Bring together copies of the lines in the data below that contain the word "icon".
Data listing: Begin
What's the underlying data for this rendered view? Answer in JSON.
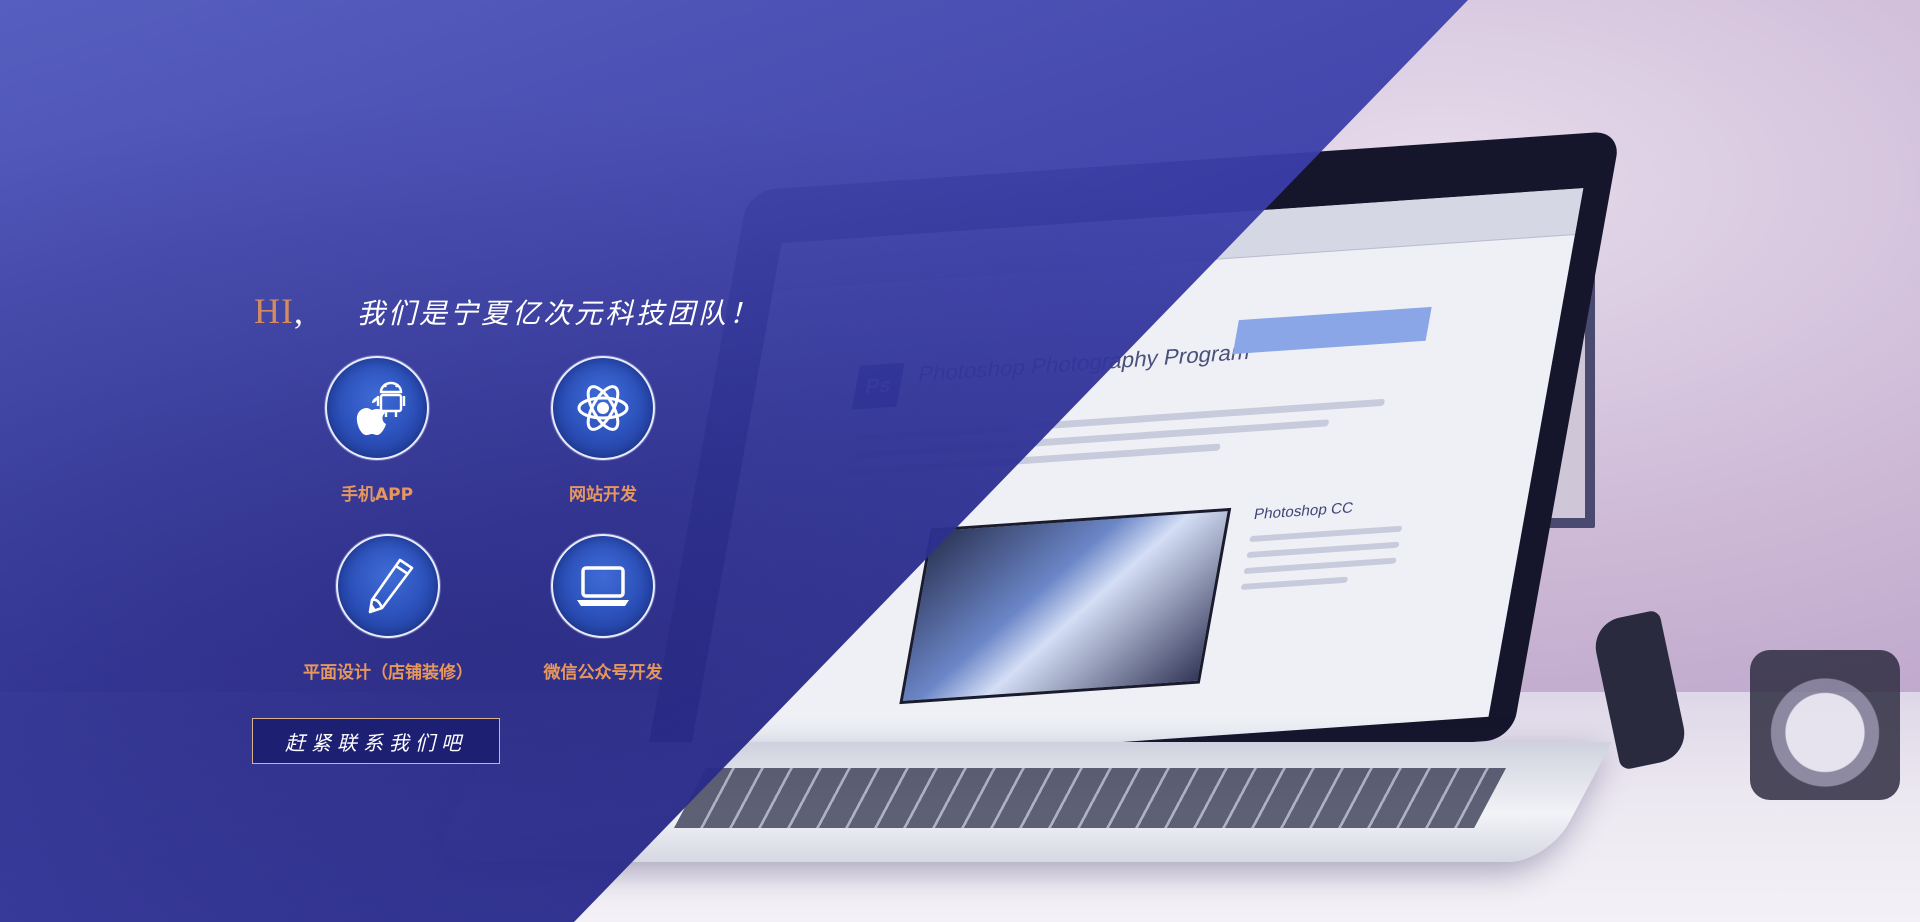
{
  "hero": {
    "greeting": "HI",
    "greeting_punct": ",",
    "slogan": "我们是宁夏亿次元科技团队！",
    "accent_color": "#d48b60",
    "overlay_color": "#3a3da8"
  },
  "services": [
    {
      "label": "手机APP",
      "icon": "mobile-app-icon"
    },
    {
      "label": "网站开发",
      "icon": "atom-icon"
    },
    {
      "label": "平面设计（店铺装修）",
      "icon": "pen-icon"
    },
    {
      "label": "微信公众号开发",
      "icon": "laptop-icon"
    }
  ],
  "cta": {
    "label": "赶紧联系我们吧"
  },
  "label_color": "#e6975d"
}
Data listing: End
* Exercise answer:
      "icon": "mobile-app-icon"
      "icon": "atom-icon"
      "icon": "pen-icon"
      "icon": "laptop-icon"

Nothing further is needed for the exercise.